  2. Kendo UI Mobile ButtonGroup

I had to fix position of ButtonGroup always on the top. To explain it more let us suppose there are a ListView and ButtonGroup as given in below image,

image

I have created above view with following code


<div data-role="view" data-title="Sessions" id="sessionview" data-show="getSessions">

 <ul data-role="buttongroup" data-index="1" data-select="onSelect">
 <li>Day 1</li>
 <li>Day 2</li>
 <li>Day 3</li>
 </ul>

 <ul id="sessionList"
 data-source="sessionDataSource"
 data-endlessscroll="true"
 data-template="sessionTemplate"
 data-role="listview"
 data-style="inset">
 </ul>

</div>

Only problem in above implementation is that, ButtonGroup is not fixed and when you scroll ListView it will scroll with ListView.

Fixing this or rather achieving this is quite simpler, what all you need to do is to put ButtonGroup inside a header. Essentially you need to do following,

image

Now I have modified implementation as below to achieve ButtonGroup at fixed position


<div data-role="view" data-title="Sessions" id="sessionview" data-show="getSessions">

 <div data-role="header">
 <ul data-role="buttongroup" data-index="1" data-select="onSelect">
 <li>Day 1</li>
 <li>Day 2</li>
 <li>Day 3</li>
 </ul>
 </div>
 <ul id="sessionList"
 data-source="sessionDataSource"
 data-endlessscroll="true"
 data-template="sessionTemplate"
 data-role="listview"
 data-style="inset">
 </ul>

</div>

On running application ButtonGroup is fixed at the top.

clip_image002

I hope you find this post useful. Thanks for reading.

How to fetch data from Icenium Everlive using KendoUI DataSource

Read about Icenium here

Icenium Everlive is Backend as a Service offering from Telerik. In this post we will take a look on how easily KendoUI DataSource can be used to fetch data from Icenium Everlive.

Read more about Kendo UI DataSource here

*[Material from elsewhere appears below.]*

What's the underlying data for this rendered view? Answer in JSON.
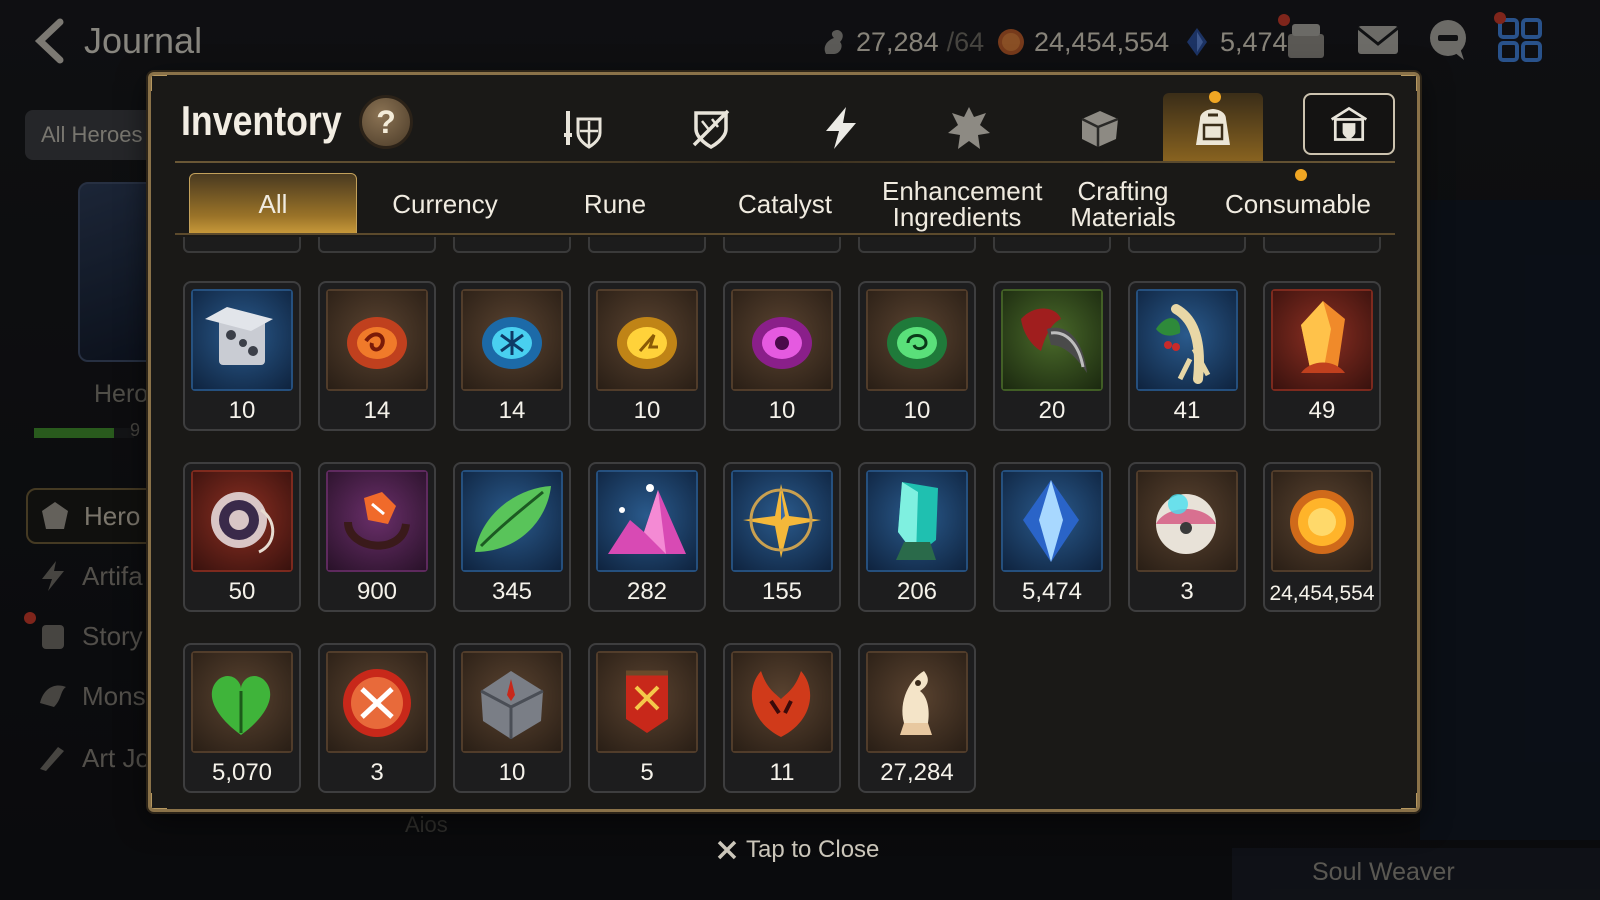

To start with, in Everlive I have created a content type with name Session. In Everlive Content type represents a data type or loosely I can say a table. I have created content type with name Sessions. Now we need to fetch all the items from Sessions content type using Kendo UI DataSource.

Very first we need to add reference of Everlive as below,


<script src="scripts/everlive.all.min.js"></script>

After adding reference create instance of Everlive as below. You need to pass Everlive application key as parameter while creating instance of Everlive. You will find application key on Everlive portal.


var el = new Everlive('W1286lVOH0DXYZ');

Now you will be amazed seeing how easily you can fetch all the items from Session content type using Kendo UI DataSource. Only you need to provide type as everlive and in transport typeName as name of Everlive Content type.


var sessionDataSource = new kendo.data.DataSource({
 type: 'everlive',
 transport: {
 typeName: 'Sessions'
 },
 schema: {
 model: { id: Everlive.idField }
 }

});

While fetching data from Everlive using Kendo UI Data Source, we need to set following

  • type as everlive
  • In transport typeName as content type name. You need to provide name of the content type which data items you want to fetch. In this case we want items of Sessions content type so typeName is Sessions

You can verify in any debugger console that data is fetched from Everlive in Kendo UI DataSource.

clip_image002

Now once you have data at the client side you can use them as of your requirement. You can bind that ListView , GridView etc. I hope you find this post useful. Thanks for reading.